Every line containing "made" should be identified and copied from the data below.

═════ AVAILABLE DATA

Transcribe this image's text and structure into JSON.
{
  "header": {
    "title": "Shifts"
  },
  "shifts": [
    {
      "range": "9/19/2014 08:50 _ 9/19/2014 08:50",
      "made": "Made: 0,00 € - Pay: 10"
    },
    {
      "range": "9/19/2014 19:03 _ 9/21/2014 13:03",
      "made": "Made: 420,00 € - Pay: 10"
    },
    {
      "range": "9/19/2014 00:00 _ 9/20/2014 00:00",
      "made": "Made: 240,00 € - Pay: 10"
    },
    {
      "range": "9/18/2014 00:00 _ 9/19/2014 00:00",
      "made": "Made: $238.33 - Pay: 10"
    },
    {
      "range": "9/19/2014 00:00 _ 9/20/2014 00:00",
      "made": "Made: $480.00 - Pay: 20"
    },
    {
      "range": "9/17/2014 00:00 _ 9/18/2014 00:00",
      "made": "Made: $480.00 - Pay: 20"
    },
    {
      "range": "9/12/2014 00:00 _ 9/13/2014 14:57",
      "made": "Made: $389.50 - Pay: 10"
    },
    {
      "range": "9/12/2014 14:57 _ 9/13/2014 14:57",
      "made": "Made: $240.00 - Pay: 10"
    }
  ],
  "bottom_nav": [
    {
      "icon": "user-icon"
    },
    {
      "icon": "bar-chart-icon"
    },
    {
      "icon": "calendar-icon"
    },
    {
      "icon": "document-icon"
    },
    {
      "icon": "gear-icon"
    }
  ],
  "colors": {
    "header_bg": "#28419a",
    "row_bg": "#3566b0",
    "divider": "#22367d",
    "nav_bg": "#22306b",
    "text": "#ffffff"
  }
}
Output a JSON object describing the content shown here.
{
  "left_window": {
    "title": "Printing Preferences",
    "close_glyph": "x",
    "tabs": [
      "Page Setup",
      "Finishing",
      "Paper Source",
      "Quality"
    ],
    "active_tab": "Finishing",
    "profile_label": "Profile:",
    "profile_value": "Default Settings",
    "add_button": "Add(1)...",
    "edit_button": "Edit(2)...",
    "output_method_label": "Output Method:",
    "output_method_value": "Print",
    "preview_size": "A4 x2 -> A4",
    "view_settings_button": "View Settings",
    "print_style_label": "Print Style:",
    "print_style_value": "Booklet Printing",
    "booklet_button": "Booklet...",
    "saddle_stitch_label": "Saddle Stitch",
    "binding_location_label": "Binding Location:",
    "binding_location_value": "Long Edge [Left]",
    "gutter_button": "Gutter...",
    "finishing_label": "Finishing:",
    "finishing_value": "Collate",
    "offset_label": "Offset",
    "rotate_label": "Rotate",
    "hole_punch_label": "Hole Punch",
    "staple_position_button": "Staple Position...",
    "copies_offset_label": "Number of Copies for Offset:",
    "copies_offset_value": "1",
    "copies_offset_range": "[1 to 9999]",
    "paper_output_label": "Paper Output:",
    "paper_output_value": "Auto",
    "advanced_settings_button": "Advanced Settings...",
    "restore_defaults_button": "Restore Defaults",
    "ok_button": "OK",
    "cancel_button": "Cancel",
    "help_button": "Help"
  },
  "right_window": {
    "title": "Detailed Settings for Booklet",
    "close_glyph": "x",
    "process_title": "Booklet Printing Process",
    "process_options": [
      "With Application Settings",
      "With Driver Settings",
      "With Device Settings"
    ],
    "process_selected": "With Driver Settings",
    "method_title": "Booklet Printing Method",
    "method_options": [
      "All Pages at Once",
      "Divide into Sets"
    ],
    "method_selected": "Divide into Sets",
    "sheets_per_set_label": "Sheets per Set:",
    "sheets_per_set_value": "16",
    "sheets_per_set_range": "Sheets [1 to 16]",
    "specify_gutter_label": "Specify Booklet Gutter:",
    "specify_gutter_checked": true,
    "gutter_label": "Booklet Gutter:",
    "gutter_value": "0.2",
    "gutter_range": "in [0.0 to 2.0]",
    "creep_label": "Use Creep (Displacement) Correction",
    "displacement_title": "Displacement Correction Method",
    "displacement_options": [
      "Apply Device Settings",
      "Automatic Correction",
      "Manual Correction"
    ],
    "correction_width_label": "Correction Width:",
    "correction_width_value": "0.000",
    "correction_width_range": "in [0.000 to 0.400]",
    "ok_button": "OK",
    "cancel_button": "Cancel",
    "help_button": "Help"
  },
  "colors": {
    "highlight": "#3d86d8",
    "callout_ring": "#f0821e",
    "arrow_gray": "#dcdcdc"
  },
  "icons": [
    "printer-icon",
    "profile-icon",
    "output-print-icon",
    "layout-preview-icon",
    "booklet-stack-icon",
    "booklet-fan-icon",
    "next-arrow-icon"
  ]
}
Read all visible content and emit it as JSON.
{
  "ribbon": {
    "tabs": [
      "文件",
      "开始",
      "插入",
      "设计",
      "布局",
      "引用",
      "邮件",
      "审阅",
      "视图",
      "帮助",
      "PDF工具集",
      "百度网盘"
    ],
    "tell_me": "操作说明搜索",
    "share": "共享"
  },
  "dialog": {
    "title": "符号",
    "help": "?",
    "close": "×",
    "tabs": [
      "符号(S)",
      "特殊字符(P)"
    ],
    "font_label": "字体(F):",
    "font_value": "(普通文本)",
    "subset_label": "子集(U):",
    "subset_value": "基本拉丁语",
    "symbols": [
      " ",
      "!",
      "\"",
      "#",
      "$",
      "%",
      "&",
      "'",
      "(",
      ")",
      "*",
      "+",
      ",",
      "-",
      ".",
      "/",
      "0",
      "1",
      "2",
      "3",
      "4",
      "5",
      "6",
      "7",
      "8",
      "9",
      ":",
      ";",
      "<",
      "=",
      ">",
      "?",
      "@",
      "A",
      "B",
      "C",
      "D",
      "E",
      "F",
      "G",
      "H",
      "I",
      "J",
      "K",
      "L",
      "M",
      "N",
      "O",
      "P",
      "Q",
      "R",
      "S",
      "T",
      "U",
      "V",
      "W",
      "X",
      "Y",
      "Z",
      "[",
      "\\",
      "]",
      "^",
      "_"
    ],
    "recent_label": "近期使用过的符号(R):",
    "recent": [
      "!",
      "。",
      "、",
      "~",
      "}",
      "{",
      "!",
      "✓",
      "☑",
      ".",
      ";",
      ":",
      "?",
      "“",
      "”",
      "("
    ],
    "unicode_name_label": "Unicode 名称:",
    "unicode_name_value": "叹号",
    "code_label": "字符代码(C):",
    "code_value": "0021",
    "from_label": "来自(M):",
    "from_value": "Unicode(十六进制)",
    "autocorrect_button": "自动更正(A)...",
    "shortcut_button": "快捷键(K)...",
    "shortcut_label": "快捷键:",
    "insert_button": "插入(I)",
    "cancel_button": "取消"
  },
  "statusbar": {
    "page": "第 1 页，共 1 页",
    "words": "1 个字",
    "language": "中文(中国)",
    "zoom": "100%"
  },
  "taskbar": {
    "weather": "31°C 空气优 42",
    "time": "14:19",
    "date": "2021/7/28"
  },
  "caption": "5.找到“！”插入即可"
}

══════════

:: WRITTEN SOLUTION ::
      "made": "Made: 0,00 € - Pay: 10"
      "made": "Made: 420,00 € - Pay: 10"
      "made": "Made: 240,00 € - Pay: 10"
      "made": "Made: $238.33 - Pay: 10"
      "made": "Made: $480.00 - Pay: 20"
      "made": "Made: $480.00 - Pay: 20"
      "made": "Made: $389.50 - Pay: 10"
      "made": "Made: $240.00 - Pay: 10"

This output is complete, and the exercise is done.